James J. Jenkins
There is a striking difference between the notion of memory that most of us have and the notion of language as it has been described in this book. Most of us think of memory as a lower mental function, a sort of simple machine we have in our heads that copies parts of the world and stores those copies to be found again later. On the other hand, most of us now think of language as a complicated, productive system of great power, a system that can produce new products appropriate to any situation in which we find ourselves, a system that is often compared to thought itself in terms of depth and complexity.
Language as a many-leveled, hierarchical system can be related to memory as a process. A human being is a very flexible psychological machine: he is capable of being either a very simple machine or a very complex one. I assume that a person learns a great deal about the world and the demands that it makes on him in particular situations. He then sets himself to act as a machine of appropriate nature for each situation, as he sees it. What he remembers depends on what kind of machine he is at the time.
The best and simplest way to illustrate this thesis is through the example of language. We agree that language is complexly and hierarchically structured, but memory functions change with the level of language used and with the demands of the situation.

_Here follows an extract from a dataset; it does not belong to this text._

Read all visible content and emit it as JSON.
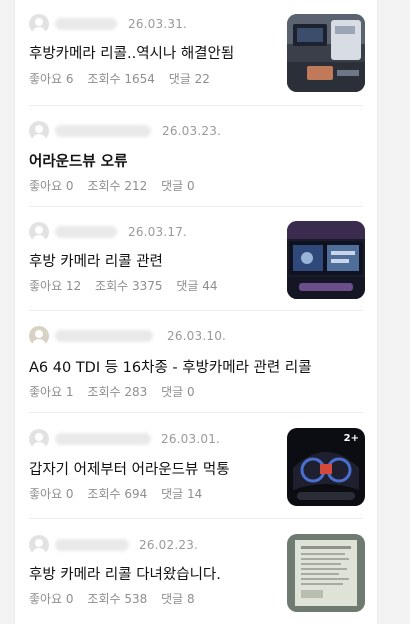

Let us begin with the work of the first great scientific student of memory, Hermann Ebbinghaus. For over five years, Ebbinghaus worked on a vast set of experiments studying his own